Start of GIVEN INFORMATION

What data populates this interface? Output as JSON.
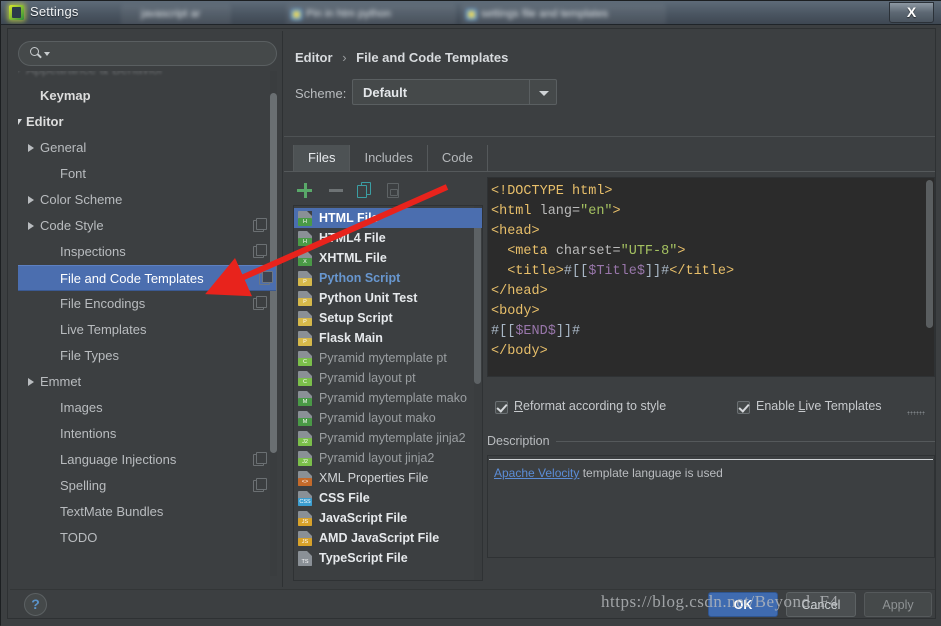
{
  "window": {
    "title": "Settings",
    "close_label": "X",
    "background_tabs": [
      "",
      "",
      ""
    ]
  },
  "sidebar": {
    "search": {
      "value": "",
      "placeholder": ""
    },
    "items": [
      {
        "label": "Appearance & Behavior",
        "indent": 0,
        "expander": "collapsed",
        "bold": false,
        "clipped": true,
        "selected": false,
        "copyable": false
      },
      {
        "label": "Keymap",
        "indent": 1,
        "expander": "none",
        "bold": true,
        "clipped": false,
        "selected": false,
        "copyable": false
      },
      {
        "label": "Editor",
        "indent": 0,
        "expander": "expanded",
        "bold": true,
        "clipped": false,
        "selected": false,
        "copyable": false
      },
      {
        "label": "General",
        "indent": 1,
        "expander": "collapsed",
        "bold": false,
        "clipped": false,
        "selected": false,
        "copyable": false
      },
      {
        "label": "Font",
        "indent": 2,
        "expander": "none",
        "bold": false,
        "clipped": false,
        "selected": false,
        "copyable": false
      },
      {
        "label": "Color Scheme",
        "indent": 1,
        "expander": "collapsed",
        "bold": false,
        "clipped": false,
        "selected": false,
        "copyable": false
      },
      {
        "label": "Code Style",
        "indent": 1,
        "expander": "collapsed",
        "bold": false,
        "clipped": false,
        "selected": false,
        "copyable": true
      },
      {
        "label": "Inspections",
        "indent": 2,
        "expander": "none",
        "bold": false,
        "clipped": false,
        "selected": false,
        "copyable": true
      },
      {
        "label": "File and Code Templates",
        "indent": 2,
        "expander": "none",
        "bold": false,
        "clipped": false,
        "selected": true,
        "copyable": true
      },
      {
        "label": "File Encodings",
        "indent": 2,
        "expander": "none",
        "bold": false,
        "clipped": false,
        "selected": false,
        "copyable": true
      },
      {
        "label": "Live Templates",
        "indent": 2,
        "expander": "none",
        "bold": false,
        "clipped": false,
        "selected": false,
        "copyable": false
      },
      {
        "label": "File Types",
        "indent": 2,
        "expander": "none",
        "bold": false,
        "clipped": false,
        "selected": false,
        "copyable": false
      },
      {
        "label": "Emmet",
        "indent": 1,
        "expander": "collapsed",
        "bold": false,
        "clipped": false,
        "selected": false,
        "copyable": false
      },
      {
        "label": "Images",
        "indent": 2,
        "expander": "none",
        "bold": false,
        "clipped": false,
        "selected": false,
        "copyable": false
      },
      {
        "label": "Intentions",
        "indent": 2,
        "expander": "none",
        "bold": false,
        "clipped": false,
        "selected": false,
        "copyable": false
      },
      {
        "label": "Language Injections",
        "indent": 2,
        "expander": "none",
        "bold": false,
        "clipped": false,
        "selected": false,
        "copyable": true
      },
      {
        "label": "Spelling",
        "indent": 2,
        "expander": "none",
        "bold": false,
        "clipped": false,
        "selected": false,
        "copyable": true
      },
      {
        "label": "TextMate Bundles",
        "indent": 2,
        "expander": "none",
        "bold": false,
        "clipped": false,
        "selected": false,
        "copyable": false
      },
      {
        "label": "TODO",
        "indent": 2,
        "expander": "none",
        "bold": false,
        "clipped": false,
        "selected": false,
        "copyable": false
      }
    ]
  },
  "main": {
    "breadcrumb": {
      "parent": "Editor",
      "separator": "›",
      "current": "File and Code Templates"
    },
    "scheme": {
      "label": "Scheme:",
      "value": "Default"
    },
    "tabs": [
      {
        "label": "Files",
        "active": true
      },
      {
        "label": "Includes",
        "active": false
      },
      {
        "label": "Code",
        "active": false
      }
    ],
    "toolbar": [
      {
        "name": "add",
        "glyph": "+"
      },
      {
        "name": "remove",
        "glyph": "−"
      },
      {
        "name": "copy",
        "glyph": "copy"
      },
      {
        "name": "reset",
        "glyph": "reset"
      }
    ],
    "templates": [
      {
        "label": "HTML File",
        "style": "white-bold",
        "tag": "H",
        "tagColor": "#4a9a46",
        "selected": true
      },
      {
        "label": "HTML4 File",
        "style": "white-bold",
        "tag": "H",
        "tagColor": "#4a9a46",
        "selected": false
      },
      {
        "label": "XHTML File",
        "style": "white-bold",
        "tag": "X",
        "tagColor": "#4a9a46",
        "selected": false
      },
      {
        "label": "Python Script",
        "style": "blue-bold",
        "tag": "P",
        "tagColor": "#d6b94a",
        "selected": false
      },
      {
        "label": "Python Unit Test",
        "style": "white-bold",
        "tag": "P",
        "tagColor": "#d6b94a",
        "selected": false
      },
      {
        "label": "Setup Script",
        "style": "white-bold",
        "tag": "P",
        "tagColor": "#d6b94a",
        "selected": false
      },
      {
        "label": "Flask Main",
        "style": "white-bold",
        "tag": "P",
        "tagColor": "#d6b94a",
        "selected": false
      },
      {
        "label": "Pyramid mytemplate pt",
        "style": "gray",
        "tag": "C",
        "tagColor": "#7bbf4a",
        "selected": false
      },
      {
        "label": "Pyramid layout pt",
        "style": "gray",
        "tag": "C",
        "tagColor": "#7bbf4a",
        "selected": false
      },
      {
        "label": "Pyramid mytemplate mako",
        "style": "gray",
        "tag": "M",
        "tagColor": "#4a9a46",
        "selected": false
      },
      {
        "label": "Pyramid layout mako",
        "style": "gray",
        "tag": "M",
        "tagColor": "#4a9a46",
        "selected": false
      },
      {
        "label": "Pyramid mytemplate jinja2",
        "style": "gray",
        "tag": "J2",
        "tagColor": "#7bbf4a",
        "selected": false
      },
      {
        "label": "Pyramid layout jinja2",
        "style": "gray",
        "tag": "J2",
        "tagColor": "#7bbf4a",
        "selected": false
      },
      {
        "label": "XML Properties File",
        "style": "white",
        "tag": "<>",
        "tagColor": "#c46a2a",
        "selected": false
      },
      {
        "label": "CSS File",
        "style": "white-bold",
        "tag": "CSS",
        "tagColor": "#3b9ed1",
        "selected": false
      },
      {
        "label": "JavaScript File",
        "style": "white-bold",
        "tag": "JS",
        "tagColor": "#d8a22a",
        "selected": false
      },
      {
        "label": "AMD JavaScript File",
        "style": "white-bold",
        "tag": "JS",
        "tagColor": "#d8a22a",
        "selected": false
      },
      {
        "label": "TypeScript File",
        "style": "white-bold",
        "tag": "TS",
        "tagColor": "#8a9096",
        "selected": false
      }
    ],
    "editor": {
      "lines": [
        [
          {
            "t": "<!DOCTYPE html>",
            "c": "tk-tag"
          }
        ],
        [
          {
            "t": "<html ",
            "c": "tk-tag"
          },
          {
            "t": "lang=",
            "c": "tk-attr"
          },
          {
            "t": "\"en\"",
            "c": "tk-val"
          },
          {
            "t": ">",
            "c": "tk-tag"
          }
        ],
        [
          {
            "t": "<head>",
            "c": "tk-tag"
          }
        ],
        [
          {
            "t": "  <meta ",
            "c": "tk-tag"
          },
          {
            "t": "charset=",
            "c": "tk-attr"
          },
          {
            "t": "\"UTF-8\"",
            "c": "tk-val"
          },
          {
            "t": ">",
            "c": "tk-tag"
          }
        ],
        [
          {
            "t": "  <title>",
            "c": "tk-tag"
          },
          {
            "t": "#[[",
            "c": "tk-plain"
          },
          {
            "t": "$Title$",
            "c": "tk-var"
          },
          {
            "t": "]]#",
            "c": "tk-plain"
          },
          {
            "t": "</title>",
            "c": "tk-tag"
          }
        ],
        [
          {
            "t": "</head>",
            "c": "tk-tag"
          }
        ],
        [
          {
            "t": "<body>",
            "c": "tk-tag"
          }
        ],
        [
          {
            "t": "#[[",
            "c": "tk-plain"
          },
          {
            "t": "$END$",
            "c": "tk-var"
          },
          {
            "t": "]]#",
            "c": "tk-plain"
          }
        ],
        [
          {
            "t": "</body>",
            "c": "tk-tag"
          }
        ]
      ]
    },
    "checkboxes": [
      {
        "label_pre": "",
        "label_underline": "R",
        "label_post": "eformat according to style",
        "checked": true
      },
      {
        "label_pre": "Enable ",
        "label_underline": "L",
        "label_post": "ive Templates",
        "checked": true
      }
    ],
    "description": {
      "title": "Description",
      "link_text": "Apache Velocity",
      "body_text": " template language is used"
    }
  },
  "footer": {
    "help_label": "?",
    "ok_label": "OK",
    "cancel_label": "Cancel",
    "apply_label": "Apply"
  },
  "watermark": "https://blog.csdn.net/Beyond_F4",
  "colors": {
    "accent_selection": "#4b6eaf",
    "window_bg": "#3c3f41",
    "editor_bg": "#2b2b2b",
    "ok_button": "#3f6bb0",
    "annotation_arrow": "#e8231c",
    "add_icon": "#59a869"
  }
}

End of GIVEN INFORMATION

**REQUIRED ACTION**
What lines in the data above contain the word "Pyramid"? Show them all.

**RESULT BELOW**
        "label": "Pyramid mytemplate pt",
        "label": "Pyramid layout pt",
        "label": "Pyramid mytemplate mako",
        "label": "Pyramid layout mako",
        "label": "Pyramid mytemplate jinja2",
        "label": "Pyramid layout jinja2",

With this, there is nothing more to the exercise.